Trusted computing: it’s not just
The ability to ensure accuracy in real-time, life- and mission-critical computing is one of the most important
aspects of embedded computing
today. The rise of multicore processors, parallel processing, real-time
networking, and precision timing
means the hardware and software
engineer has a lot more to worry
about than cybersecurity to make
sure computing results are correct.
That’s where trusted computing
This term, as we see it, means
that the computer consistently will
behave in expected ways, and that
computer hardware and software
will enforce those behaviors. Because
of the importance of the trusted
computing discipline, Military &
Aerospace Electronics is changing the
name of its Cyber Security e-newslet-ter to Trusted Computing. The reason
is there are many more aspects of
modern, high-performance, complex
embedded computing than cybersecurity issues. There’s far more to go
wrong in today’s embedded computing than a cyber hack.
Timing can be compromised,
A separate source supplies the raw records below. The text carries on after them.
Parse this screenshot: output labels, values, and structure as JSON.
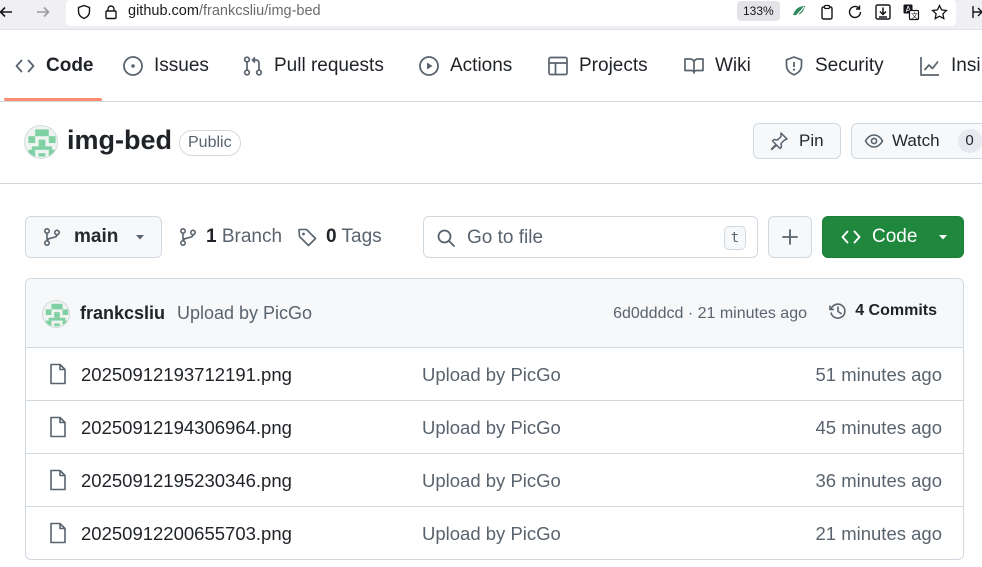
{
  "browser": {
    "url_host": "github.com",
    "url_path": "/frankcsliu/img-bed",
    "zoom": "133%",
    "icons": [
      "back-arrow-icon",
      "forward-arrow-icon",
      "shield-icon",
      "lock-icon",
      "extension-icon",
      "clipboard-icon",
      "reload-icon",
      "download-icon",
      "translate-icon",
      "bookmark-star-icon"
    ]
  },
  "nav": {
    "tabs": [
      {
        "label": "Code",
        "icon": "code-icon",
        "selected": true
      },
      {
        "label": "Issues",
        "icon": "issue-icon"
      },
      {
        "label": "Pull requests",
        "icon": "pull-request-icon"
      },
      {
        "label": "Actions",
        "icon": "play-icon"
      },
      {
        "label": "Projects",
        "icon": "table-icon"
      },
      {
        "label": "Wiki",
        "icon": "book-icon"
      },
      {
        "label": "Security",
        "icon": "shield-icon"
      },
      {
        "label": "Insi",
        "icon": "graph-icon"
      }
    ]
  },
  "repo": {
    "name": "img-bed",
    "visibility": "Public",
    "pin_label": "Pin",
    "watch_label": "Watch",
    "watch_count": "0"
  },
  "toolbar": {
    "branch": "main",
    "branch_count": "1",
    "branch_label": "Branch",
    "tag_count": "0",
    "tag_label": "Tags",
    "search_placeholder": "Go to file",
    "search_shortcut": "t",
    "code_label": "Code"
  },
  "latest_commit": {
    "author": "frankcsliu",
    "message": "Upload by PicGo",
    "hash_time": "6d0dddcd · 21 minutes ago",
    "commit_count": "4",
    "commits_label": "Commits"
  },
  "files": [
    {
      "name": "20250912193712191.png",
      "message": "Upload by PicGo",
      "age": "51 minutes ago"
    },
    {
      "name": "20250912194306964.png",
      "message": "Upload by PicGo",
      "age": "45 minutes ago"
    },
    {
      "name": "20250912195230346.png",
      "message": "Upload by PicGo",
      "age": "36 minutes ago"
    },
    {
      "name": "20250912200655703.png",
      "message": "Upload by PicGo",
      "age": "21 minutes ago"
    }
  ],
  "colors": {
    "accent_underline": "#fd8c73",
    "code_button": "#1f883d",
    "avatar_green": "#7fd0a2"
  }
}
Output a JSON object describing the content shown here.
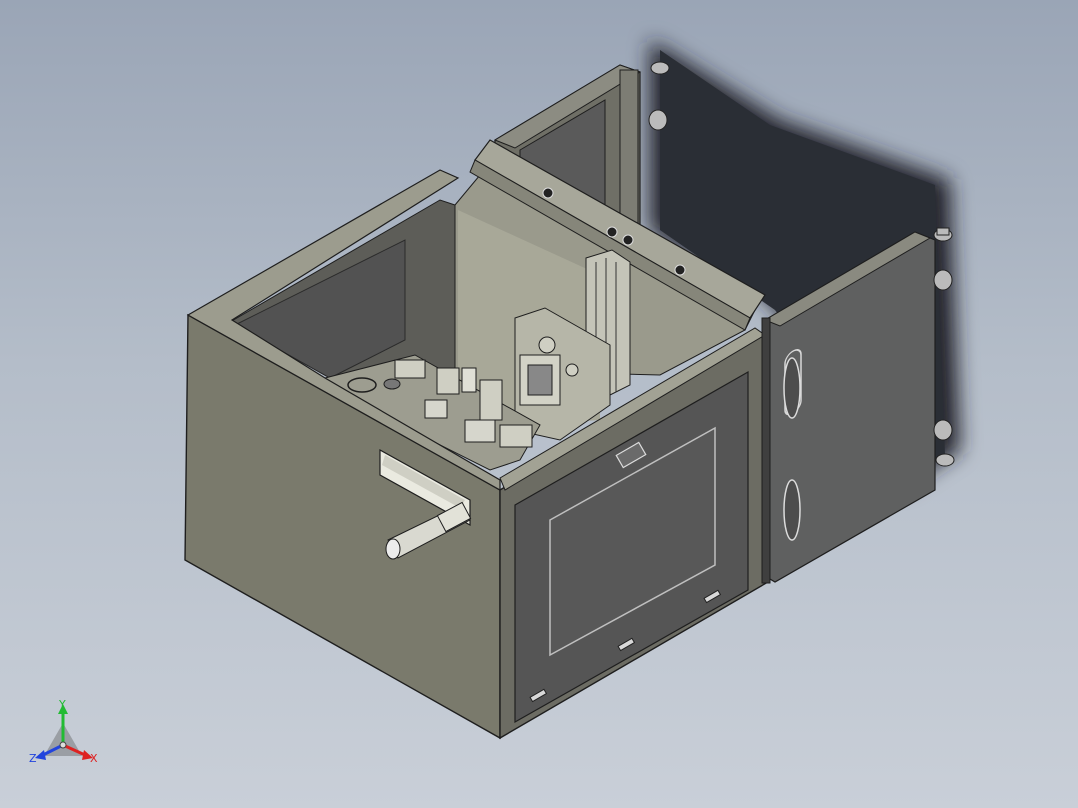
{
  "viewport": {
    "background_top": "#9aa5b6",
    "background_bottom": "#c9cfd8"
  },
  "model": {
    "body_color": "#7a7a6c",
    "panel_color": "#5e5e5e",
    "dark_color": "#2c3036",
    "edge_color": "#1e1e1e"
  },
  "triad": {
    "y_label": "Y",
    "x_label": "X",
    "z_label": "Z",
    "y_color": "#22bb33",
    "x_color": "#dd2222",
    "z_color": "#2244dd"
  }
}
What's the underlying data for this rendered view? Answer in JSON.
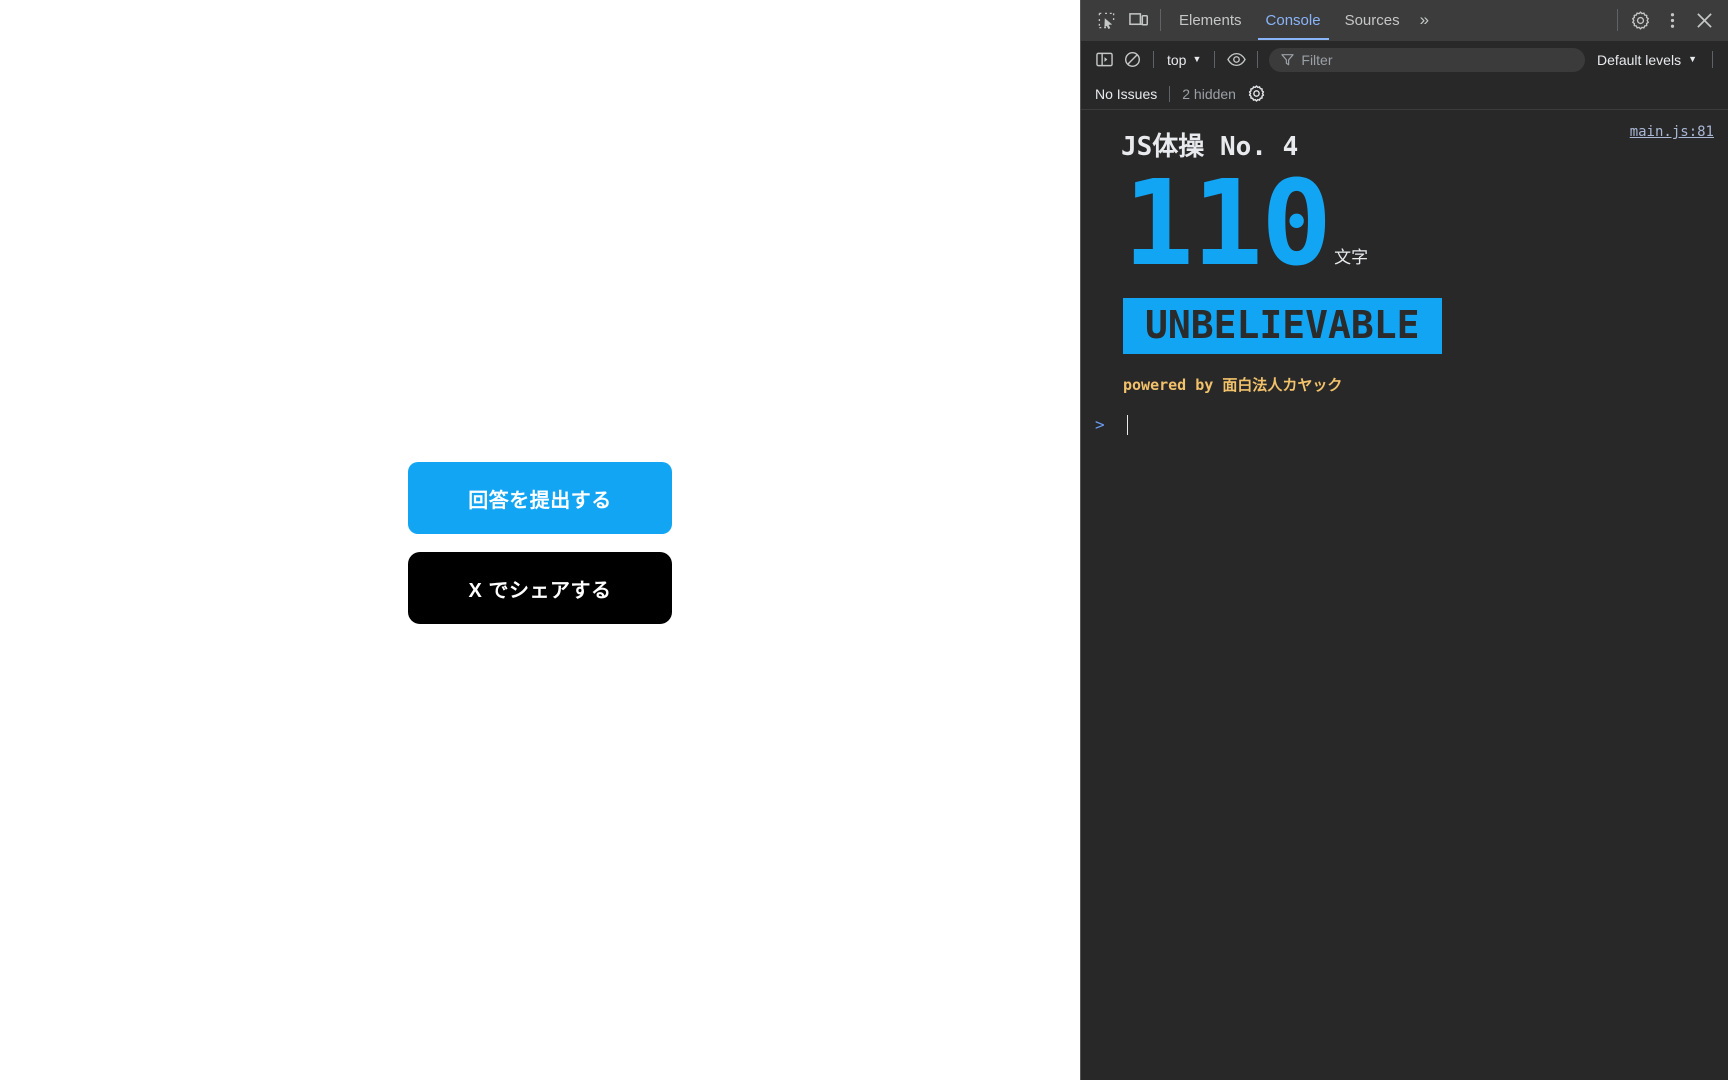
{
  "page": {
    "buttons": [
      {
        "label": "回答を提出する",
        "name": "submit-answer-button",
        "style": "primary"
      },
      {
        "label": "X でシェアする",
        "name": "share-on-x-button",
        "style": "dark"
      }
    ],
    "colors": {
      "primary": "#12a5f4",
      "dark": "#000000",
      "background": "#ffffff"
    }
  },
  "devtools": {
    "tabs": [
      {
        "label": "Elements",
        "active": false
      },
      {
        "label": "Console",
        "active": true
      },
      {
        "label": "Sources",
        "active": false
      }
    ],
    "more_tabs_glyph": "»",
    "toolbar": {
      "context_label": "top",
      "filter_placeholder": "Filter",
      "filter_value": "",
      "levels_label": "Default levels"
    },
    "issues_bar": {
      "issues_label": "No Issues",
      "hidden_label": "2 hidden"
    },
    "console": {
      "message": {
        "source_link": "main.js:81",
        "title": "JS体操 No. 4",
        "count": "110",
        "count_unit": "文字",
        "banner_text": "UNBELIEVABLE",
        "powered_by": "powered by 面白法人カヤック"
      },
      "prompt_chevron": ">",
      "prompt_value": ""
    },
    "colors": {
      "background": "#282828",
      "tabbar_background": "#3c3c3c",
      "accent_blue": "#8ab4f8",
      "highlight_blue": "#12a5f4",
      "orange": "#f2c26b",
      "text": "#e8eaed",
      "muted_text": "#9aa0a6",
      "link": "#a9b6d4"
    }
  }
}
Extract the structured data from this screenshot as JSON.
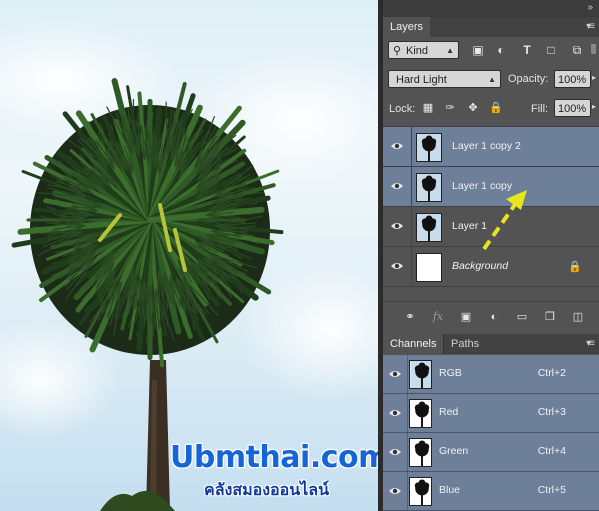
{
  "watermark": {
    "logo_text": "Ubmthai.com",
    "tagline": "คลังสมองออนไลน์"
  },
  "layers_panel": {
    "tab_label": "Layers",
    "filter_kind": "Kind",
    "blend_mode": "Hard Light",
    "opacity_label": "Opacity:",
    "opacity_value": "100%",
    "lock_label": "Lock:",
    "fill_label": "Fill:",
    "fill_value": "100%",
    "layers": [
      {
        "name": "Layer 1 copy 2",
        "selected": true,
        "visible": true,
        "thumb": "palm"
      },
      {
        "name": "Layer 1 copy",
        "selected": true,
        "visible": true,
        "thumb": "palm"
      },
      {
        "name": "Layer 1",
        "selected": false,
        "visible": true,
        "thumb": "palm"
      },
      {
        "name": "Background",
        "selected": false,
        "visible": true,
        "thumb": "white",
        "locked": true
      }
    ],
    "footer_icons": [
      "link-icon",
      "fx-icon",
      "mask-icon",
      "adjustment-icon",
      "folder-icon",
      "new-layer-icon",
      "trash-icon"
    ]
  },
  "channels_panel": {
    "tabs": [
      {
        "label": "Channels",
        "active": true
      },
      {
        "label": "Paths",
        "active": false
      }
    ],
    "channels": [
      {
        "name": "RGB",
        "shortcut": "Ctrl+2"
      },
      {
        "name": "Red",
        "shortcut": "Ctrl+3"
      },
      {
        "name": "Green",
        "shortcut": "Ctrl+4"
      },
      {
        "name": "Blue",
        "shortcut": "Ctrl+5"
      }
    ]
  },
  "colors": {
    "panel_bg": "#535353",
    "selected_row": "#6e7f99",
    "annotation_arrow": "#e6e61e",
    "watermark_blue": "#1565d8"
  }
}
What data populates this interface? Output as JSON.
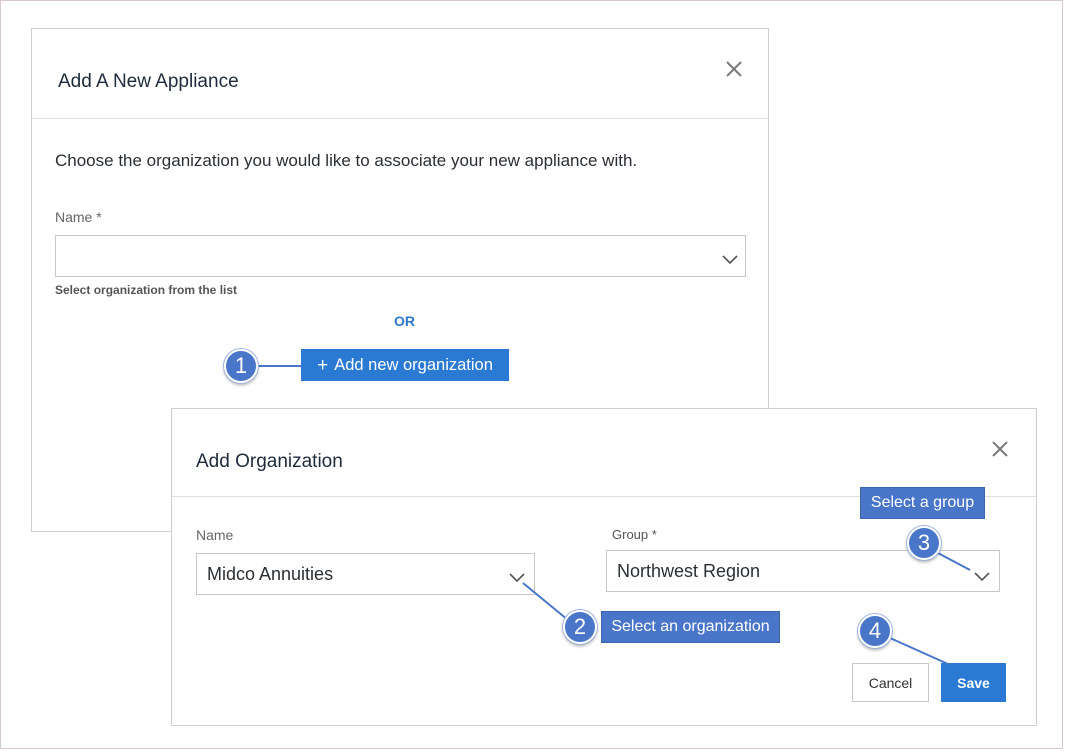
{
  "appliance_dialog": {
    "title": "Add A New Appliance",
    "intro": "Choose the organization you would like to associate your new appliance with.",
    "name_label": "Name *",
    "name_value": "",
    "helper": "Select organization from the list",
    "or_text": "OR",
    "add_org_plus": "+",
    "add_org_label": "Add new organization"
  },
  "org_dialog": {
    "title": "Add Organization",
    "name_label": "Name",
    "name_value": "Midco Annuities",
    "group_label": "Group",
    "group_required": "*",
    "group_value": "Northwest Region",
    "cancel_label": "Cancel",
    "save_label": "Save"
  },
  "callouts": {
    "step1": "1",
    "step2": "2",
    "step3": "3",
    "step4": "4",
    "select_org": "Select an organization",
    "select_group": "Select a group"
  },
  "colors": {
    "accent": "#2a79d3",
    "callout": "#4a76c9",
    "title": "#1e2b3c"
  },
  "icons": {
    "close": "close-icon",
    "dropdown": "chevron-down-icon"
  }
}
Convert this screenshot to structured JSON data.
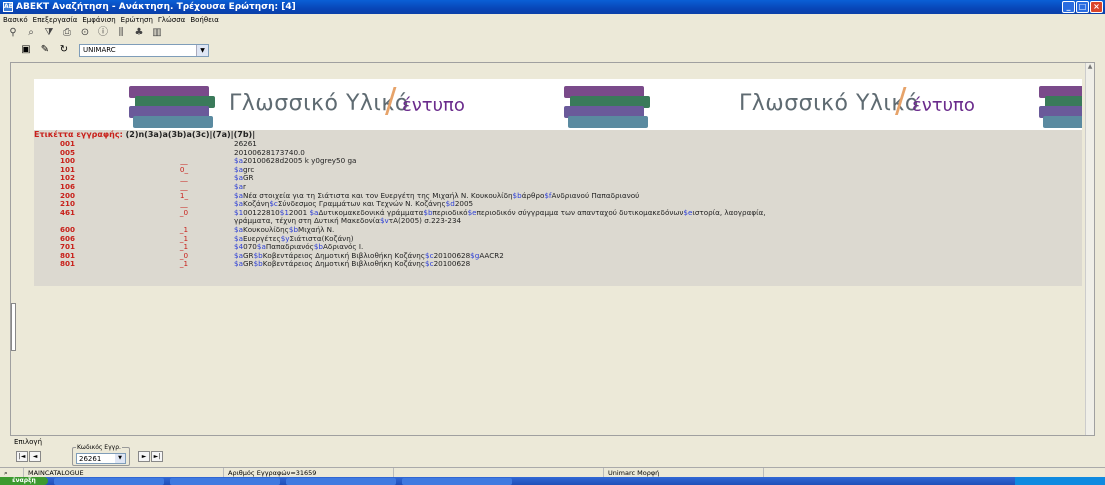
{
  "window": {
    "title": "ΑΒΕΚΤ Αναζήτηση - Ανάκτηση. Τρέχουσα Ερώτηση: [4]",
    "app_icon": "AB"
  },
  "menu": [
    "Βασικό",
    "Επεξεργασία",
    "Εμφάνιση",
    "Ερώτηση",
    "Γλώσσα",
    "Βοήθεια"
  ],
  "toolbar_icons": [
    "binoculars-icon",
    "search-icon",
    "filter-icon",
    "print-icon",
    "print-preview-icon",
    "info-icon",
    "barcode-icon",
    "tree-icon",
    "chart-icon"
  ],
  "format_select": {
    "value": "UNIMARC"
  },
  "banner": {
    "text1": "Γλωσσικό Υλικό",
    "text2": "έντυπο",
    "slash": "/"
  },
  "record": {
    "label_prefix": "Ετικέττα εγγραφής:",
    "label_value": "(2)n(3a)a(3b)a(3c)|(7a)|(7b)|",
    "rows": [
      {
        "tag": "001",
        "ind": "",
        "data": [
          [
            "t",
            "26261"
          ]
        ]
      },
      {
        "tag": "005",
        "ind": "",
        "data": [
          [
            "t",
            "20100628173740.0"
          ]
        ]
      },
      {
        "tag": "100",
        "ind": "__",
        "data": [
          [
            "s",
            "$a"
          ],
          [
            "t",
            "20100628d2005 k y0grey50 ga"
          ]
        ]
      },
      {
        "tag": "101",
        "ind": "0_",
        "data": [
          [
            "s",
            "$a"
          ],
          [
            "t",
            "grc"
          ]
        ]
      },
      {
        "tag": "102",
        "ind": "__",
        "data": [
          [
            "s",
            "$a"
          ],
          [
            "t",
            "GR"
          ]
        ]
      },
      {
        "tag": "106",
        "ind": "__",
        "data": [
          [
            "s",
            "$a"
          ],
          [
            "t",
            "r"
          ]
        ]
      },
      {
        "tag": "200",
        "ind": "1_",
        "data": [
          [
            "s",
            "$a"
          ],
          [
            "t",
            "Νέα στοιχεία για τη Σιάτιστα και τον Ευεργέτη της Μιχαήλ Ν. Κουκουλίδη"
          ],
          [
            "s",
            "$b"
          ],
          [
            "t",
            "άρθρο"
          ],
          [
            "s",
            "$f"
          ],
          [
            "t",
            "Ανδριανού Παπαδριανού"
          ]
        ]
      },
      {
        "tag": "210",
        "ind": "__",
        "data": [
          [
            "s",
            "$a"
          ],
          [
            "t",
            "Κοζάνη"
          ],
          [
            "s",
            "$c"
          ],
          [
            "t",
            "Σύνδεσμος Γραμμάτων και Τεχνών Ν. Κοζάνης"
          ],
          [
            "s",
            "$d"
          ],
          [
            "t",
            "2005"
          ]
        ]
      },
      {
        "tag": "461",
        "ind": "_0",
        "data": [
          [
            "s",
            "$1"
          ],
          [
            "t",
            "00122810"
          ],
          [
            "s",
            "$1"
          ],
          [
            "t",
            "2001 "
          ],
          [
            "s",
            "$a"
          ],
          [
            "t",
            "Δυτικομακεδονικά γράμματα"
          ],
          [
            "s",
            "$b"
          ],
          [
            "t",
            "περιοδικό"
          ],
          [
            "s",
            "$e"
          ],
          [
            "t",
            "περιοδικόν σύγγραμμα των απανταχού δυτικομακεδόνων"
          ],
          [
            "s",
            "$e"
          ],
          [
            "t",
            "ιστορία, λαογραφία,"
          ]
        ]
      },
      {
        "tag": "",
        "ind": "",
        "data": [
          [
            "t",
            "γράμματα, τέχνη στη Δυτική Μακεδονία"
          ],
          [
            "s",
            "$v"
          ],
          [
            "t",
            "τΑ(2005) σ.223-234"
          ]
        ]
      },
      {
        "tag": "600",
        "ind": "_1",
        "data": [
          [
            "s",
            "$a"
          ],
          [
            "t",
            "Κουκουλίδης"
          ],
          [
            "s",
            "$b"
          ],
          [
            "t",
            "Μιχαήλ Ν."
          ]
        ]
      },
      {
        "tag": "606",
        "ind": "_1",
        "data": [
          [
            "s",
            "$a"
          ],
          [
            "t",
            "Ευεργέτες"
          ],
          [
            "s",
            "$y"
          ],
          [
            "t",
            "Σιάτιστα(Κοζάνη)"
          ]
        ]
      },
      {
        "tag": "701",
        "ind": "_1",
        "data": [
          [
            "s",
            "$4"
          ],
          [
            "t",
            "070"
          ],
          [
            "s",
            "$a"
          ],
          [
            "t",
            "Παπαδριανός"
          ],
          [
            "s",
            "$b"
          ],
          [
            "t",
            "Αδριανός Ι."
          ]
        ]
      },
      {
        "tag": "801",
        "ind": "_0",
        "data": [
          [
            "s",
            "$a"
          ],
          [
            "t",
            "GR"
          ],
          [
            "s",
            "$b"
          ],
          [
            "t",
            "Κοβεντάρειος Δημοτική Βιβλιοθήκη Κοζάνης"
          ],
          [
            "s",
            "$c"
          ],
          [
            "t",
            "20100628"
          ],
          [
            "s",
            "$g"
          ],
          [
            "t",
            "AACR2"
          ]
        ]
      },
      {
        "tag": "801",
        "ind": "_1",
        "data": [
          [
            "s",
            "$a"
          ],
          [
            "t",
            "GR"
          ],
          [
            "s",
            "$b"
          ],
          [
            "t",
            "Κοβεντάρειος Δημοτική Βιβλιοθήκη Κοζάνης"
          ],
          [
            "s",
            "$c"
          ],
          [
            "t",
            "20100628"
          ]
        ]
      }
    ]
  },
  "selection": {
    "group_label": "Επιλογή",
    "code_label": "Κωδικός Εγγρ.",
    "code_value": "26261"
  },
  "status": {
    "catalog": "MAINCATALOGUE",
    "count": "Αριθμός Εγγραφών=31659",
    "form": "Unimarc Μορφή"
  },
  "taskbar": {
    "start": "έναρξη"
  },
  "colors": {
    "tag_red": "#c8201a",
    "subfield_blue": "#2c3ed6",
    "banner_purple": "#6a2b8c",
    "banner_slash": "#e6a36a"
  }
}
which can bring down a tactical net-
work, the compute chain in mul-
ticore parallel processing can get
out of sync, an unanticipated com-
puter bug can change results, soft-
ware upgrades can go wrong, and
many other factors can threaten
the integrity of computers on which
lives and missions depend. There
are future errors we haven’t even
dreamed of, and we need to be ready.
Trusted computing involves a
wider universe than cybersecurity
and we’re trying to cover all the
angles, from safety-critical computing to cyber defenses, anti-tamper,
precision networking, and more.
Certainly, trusted computing
also has a narrower meaning and
we’re covering that, too. Many in
the embedded computing industry understand trusted computing
to involve loading hardware with a
unique encryption key accessible to
the rest of the system. This is crucially important, and our coverage
will encompass this discipline.
In short, we view trusted computing as involving any kind of hardware
and software architecture, design,
tool, algorithm, or anything else that
will ensure the validity of computing
results. Lives can depend on this, and
that’s why we take it so seriously.
Anyone in the computing industry supplying mission- and life-crit-ical military systems, this is about
you. If your company is involved in
trusted computing in any, we want
to hear from you. Please e-mail news
and product announcements to
We’re planning a one-day techni-
cal conference on trusted computing
sometime next year, and we’re look-
ing for industry experts to present
their views, technologies, products,
contracts, and forecasts. You’ll be
hearing more on this in the next sev-
eral weeks and months.
As we work up to our one-day
technical conference on trusted computing in November 2018, we will be
working with industry to nail-down
the definition of trusted computing.
As part of this process, we’ll be sponsoring webcasts in December 2017
and March 2018 to flesh-out how
trusted computing influences computer hardware and software.
We realize that there is probably no one company that specializes
in every aspect of trusted computing. Instead, we envision an industry
pie chart that encompasses trusted
computing. The pie chart has separate sectors of the trusted computing
industry, and within each sector we
see a range of companies with specific bands of relevant expertise.
We want to know how and where
you fit into the dynamic trusted computing industry. Sit down with your
colleagues and map out where your
company plays in trusted computing.
At the same time, we’ll be focusing
our definition of what trusted computing means, what it doesn’t mean,
and what companies are involved.
Trusted computing: It’s not just
cybersecurity anymore. Í